- **Stored data**
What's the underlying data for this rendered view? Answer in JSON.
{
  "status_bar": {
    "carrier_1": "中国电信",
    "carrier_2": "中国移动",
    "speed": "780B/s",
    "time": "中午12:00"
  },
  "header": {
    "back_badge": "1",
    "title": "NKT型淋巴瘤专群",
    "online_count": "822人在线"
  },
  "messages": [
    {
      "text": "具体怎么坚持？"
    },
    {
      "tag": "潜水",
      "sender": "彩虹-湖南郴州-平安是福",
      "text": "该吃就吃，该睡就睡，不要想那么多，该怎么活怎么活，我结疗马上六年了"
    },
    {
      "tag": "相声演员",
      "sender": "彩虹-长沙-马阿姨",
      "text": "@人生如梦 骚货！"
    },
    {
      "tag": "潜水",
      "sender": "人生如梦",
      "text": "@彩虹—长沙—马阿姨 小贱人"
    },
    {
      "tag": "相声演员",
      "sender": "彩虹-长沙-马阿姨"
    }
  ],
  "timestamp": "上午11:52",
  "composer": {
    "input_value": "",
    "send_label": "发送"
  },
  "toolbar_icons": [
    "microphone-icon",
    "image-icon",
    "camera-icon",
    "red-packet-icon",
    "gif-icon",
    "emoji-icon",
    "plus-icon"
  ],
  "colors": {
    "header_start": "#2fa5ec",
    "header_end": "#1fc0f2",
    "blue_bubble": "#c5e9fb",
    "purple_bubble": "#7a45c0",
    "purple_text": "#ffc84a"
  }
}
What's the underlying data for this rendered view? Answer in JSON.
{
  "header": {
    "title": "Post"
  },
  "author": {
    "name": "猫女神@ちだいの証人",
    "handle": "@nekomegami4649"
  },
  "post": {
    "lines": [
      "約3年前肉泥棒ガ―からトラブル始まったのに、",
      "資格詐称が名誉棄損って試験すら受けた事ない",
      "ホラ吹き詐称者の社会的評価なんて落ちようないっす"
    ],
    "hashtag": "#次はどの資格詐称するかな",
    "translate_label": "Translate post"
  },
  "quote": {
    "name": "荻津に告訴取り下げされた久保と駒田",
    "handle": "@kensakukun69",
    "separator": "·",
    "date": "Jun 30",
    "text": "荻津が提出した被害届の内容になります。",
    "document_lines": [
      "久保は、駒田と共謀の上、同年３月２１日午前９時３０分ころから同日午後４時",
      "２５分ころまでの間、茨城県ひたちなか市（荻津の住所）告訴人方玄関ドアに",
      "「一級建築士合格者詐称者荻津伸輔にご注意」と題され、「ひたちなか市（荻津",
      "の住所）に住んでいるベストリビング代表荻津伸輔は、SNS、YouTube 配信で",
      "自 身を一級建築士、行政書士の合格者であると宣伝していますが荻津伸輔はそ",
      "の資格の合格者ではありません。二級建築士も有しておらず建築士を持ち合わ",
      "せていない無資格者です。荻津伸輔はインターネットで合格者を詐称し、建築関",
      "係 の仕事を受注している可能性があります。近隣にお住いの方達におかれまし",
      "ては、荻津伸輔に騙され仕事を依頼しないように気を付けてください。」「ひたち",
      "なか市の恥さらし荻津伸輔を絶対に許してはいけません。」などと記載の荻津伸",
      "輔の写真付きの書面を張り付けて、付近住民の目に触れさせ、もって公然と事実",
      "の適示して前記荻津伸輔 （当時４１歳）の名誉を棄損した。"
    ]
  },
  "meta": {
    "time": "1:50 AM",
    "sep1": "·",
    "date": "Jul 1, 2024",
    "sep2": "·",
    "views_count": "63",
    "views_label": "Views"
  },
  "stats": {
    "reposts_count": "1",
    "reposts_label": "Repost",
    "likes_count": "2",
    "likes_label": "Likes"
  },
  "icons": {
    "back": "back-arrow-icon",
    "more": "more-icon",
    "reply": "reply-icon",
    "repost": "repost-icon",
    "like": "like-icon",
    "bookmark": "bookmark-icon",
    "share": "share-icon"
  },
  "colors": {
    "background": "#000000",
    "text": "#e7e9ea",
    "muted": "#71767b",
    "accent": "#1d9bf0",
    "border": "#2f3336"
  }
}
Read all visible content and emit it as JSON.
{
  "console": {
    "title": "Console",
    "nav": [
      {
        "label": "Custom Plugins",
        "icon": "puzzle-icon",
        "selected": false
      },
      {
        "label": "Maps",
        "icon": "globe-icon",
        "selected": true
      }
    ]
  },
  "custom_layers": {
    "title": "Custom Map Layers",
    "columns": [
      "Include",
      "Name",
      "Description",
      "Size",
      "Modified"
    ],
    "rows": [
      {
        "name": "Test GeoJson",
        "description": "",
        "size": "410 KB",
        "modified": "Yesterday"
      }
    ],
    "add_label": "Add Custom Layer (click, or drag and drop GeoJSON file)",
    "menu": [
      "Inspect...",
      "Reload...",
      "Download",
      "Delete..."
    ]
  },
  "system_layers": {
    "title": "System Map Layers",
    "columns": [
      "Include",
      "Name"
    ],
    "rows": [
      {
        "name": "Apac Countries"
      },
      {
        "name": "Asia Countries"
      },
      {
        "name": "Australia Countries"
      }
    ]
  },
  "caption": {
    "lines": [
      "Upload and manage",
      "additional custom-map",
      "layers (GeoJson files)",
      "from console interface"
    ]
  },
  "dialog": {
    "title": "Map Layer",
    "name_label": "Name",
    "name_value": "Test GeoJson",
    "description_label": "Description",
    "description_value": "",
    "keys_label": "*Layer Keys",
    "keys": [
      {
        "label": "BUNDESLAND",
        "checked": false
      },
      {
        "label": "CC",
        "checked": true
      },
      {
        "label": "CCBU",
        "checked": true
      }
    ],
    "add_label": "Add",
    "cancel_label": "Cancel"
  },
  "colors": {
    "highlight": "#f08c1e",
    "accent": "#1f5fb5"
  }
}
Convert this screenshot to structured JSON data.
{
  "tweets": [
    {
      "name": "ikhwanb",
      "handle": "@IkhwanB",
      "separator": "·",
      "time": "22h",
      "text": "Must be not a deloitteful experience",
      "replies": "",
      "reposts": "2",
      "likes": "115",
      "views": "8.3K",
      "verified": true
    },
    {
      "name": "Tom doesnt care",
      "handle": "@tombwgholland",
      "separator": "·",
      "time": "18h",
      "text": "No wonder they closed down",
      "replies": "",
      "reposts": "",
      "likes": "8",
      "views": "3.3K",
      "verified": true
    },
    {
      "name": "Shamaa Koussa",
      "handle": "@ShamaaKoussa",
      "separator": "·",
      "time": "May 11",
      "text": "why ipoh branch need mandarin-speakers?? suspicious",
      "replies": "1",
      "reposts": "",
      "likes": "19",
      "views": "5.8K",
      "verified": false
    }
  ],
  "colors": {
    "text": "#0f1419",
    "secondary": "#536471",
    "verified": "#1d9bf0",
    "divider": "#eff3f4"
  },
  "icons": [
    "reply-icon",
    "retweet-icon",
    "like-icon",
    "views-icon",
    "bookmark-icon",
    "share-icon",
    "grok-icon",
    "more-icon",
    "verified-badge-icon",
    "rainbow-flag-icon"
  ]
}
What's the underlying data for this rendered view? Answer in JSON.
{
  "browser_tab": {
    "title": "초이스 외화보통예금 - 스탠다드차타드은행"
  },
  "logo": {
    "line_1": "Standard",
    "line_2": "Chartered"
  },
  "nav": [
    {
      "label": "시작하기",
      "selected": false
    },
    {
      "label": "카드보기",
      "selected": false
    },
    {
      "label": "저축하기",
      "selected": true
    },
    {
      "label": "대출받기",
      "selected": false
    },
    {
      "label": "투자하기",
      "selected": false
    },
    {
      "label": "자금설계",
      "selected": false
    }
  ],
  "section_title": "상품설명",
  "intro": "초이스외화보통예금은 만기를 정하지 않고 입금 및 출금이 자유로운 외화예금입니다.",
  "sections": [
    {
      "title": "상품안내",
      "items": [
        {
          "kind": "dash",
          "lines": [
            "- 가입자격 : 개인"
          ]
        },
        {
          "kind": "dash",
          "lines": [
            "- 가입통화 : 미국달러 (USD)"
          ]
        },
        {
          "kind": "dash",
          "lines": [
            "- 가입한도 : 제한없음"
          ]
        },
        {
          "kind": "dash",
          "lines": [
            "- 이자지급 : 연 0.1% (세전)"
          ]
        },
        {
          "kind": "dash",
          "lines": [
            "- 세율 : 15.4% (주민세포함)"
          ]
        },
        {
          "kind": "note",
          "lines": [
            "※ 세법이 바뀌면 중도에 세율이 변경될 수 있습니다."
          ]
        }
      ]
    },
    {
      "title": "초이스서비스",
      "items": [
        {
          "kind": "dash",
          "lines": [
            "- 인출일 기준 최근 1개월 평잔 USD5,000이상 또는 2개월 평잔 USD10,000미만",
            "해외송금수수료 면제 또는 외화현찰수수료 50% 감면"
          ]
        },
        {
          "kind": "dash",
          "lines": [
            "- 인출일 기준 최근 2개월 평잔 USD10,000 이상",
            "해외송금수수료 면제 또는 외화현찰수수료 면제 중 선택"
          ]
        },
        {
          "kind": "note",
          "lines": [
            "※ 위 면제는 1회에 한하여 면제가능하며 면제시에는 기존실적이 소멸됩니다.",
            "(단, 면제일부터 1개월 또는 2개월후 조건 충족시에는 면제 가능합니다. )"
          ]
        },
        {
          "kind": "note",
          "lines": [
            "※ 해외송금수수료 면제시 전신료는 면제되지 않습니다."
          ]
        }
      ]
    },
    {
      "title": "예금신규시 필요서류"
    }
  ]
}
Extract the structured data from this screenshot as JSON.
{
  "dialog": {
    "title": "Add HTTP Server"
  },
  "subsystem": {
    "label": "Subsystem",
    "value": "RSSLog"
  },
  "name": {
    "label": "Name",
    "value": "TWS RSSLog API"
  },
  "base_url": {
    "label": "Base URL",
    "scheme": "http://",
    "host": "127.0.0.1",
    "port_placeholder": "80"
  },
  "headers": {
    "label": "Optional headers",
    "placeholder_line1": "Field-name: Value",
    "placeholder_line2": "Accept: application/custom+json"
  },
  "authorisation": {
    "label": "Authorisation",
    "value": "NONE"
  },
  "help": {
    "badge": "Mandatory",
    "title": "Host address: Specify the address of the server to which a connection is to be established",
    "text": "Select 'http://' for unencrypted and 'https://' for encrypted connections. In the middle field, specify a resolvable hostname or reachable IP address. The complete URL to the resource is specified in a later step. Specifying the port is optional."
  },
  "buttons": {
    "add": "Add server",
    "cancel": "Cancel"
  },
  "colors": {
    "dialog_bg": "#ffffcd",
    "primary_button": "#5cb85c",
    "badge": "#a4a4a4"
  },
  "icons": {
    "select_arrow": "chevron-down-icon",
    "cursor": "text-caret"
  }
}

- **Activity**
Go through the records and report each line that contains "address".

- **Your solution**
    "title": "Host address: Specify the address of the server to which a connection is to be established",
    "text": "Select 'http://' for unencrypted and 'https://' for encrypted connections. In the middle field, specify a resolvable hostname or reachable IP address. The complete URL to the resource is specified in a later step. Specifying the port is optional."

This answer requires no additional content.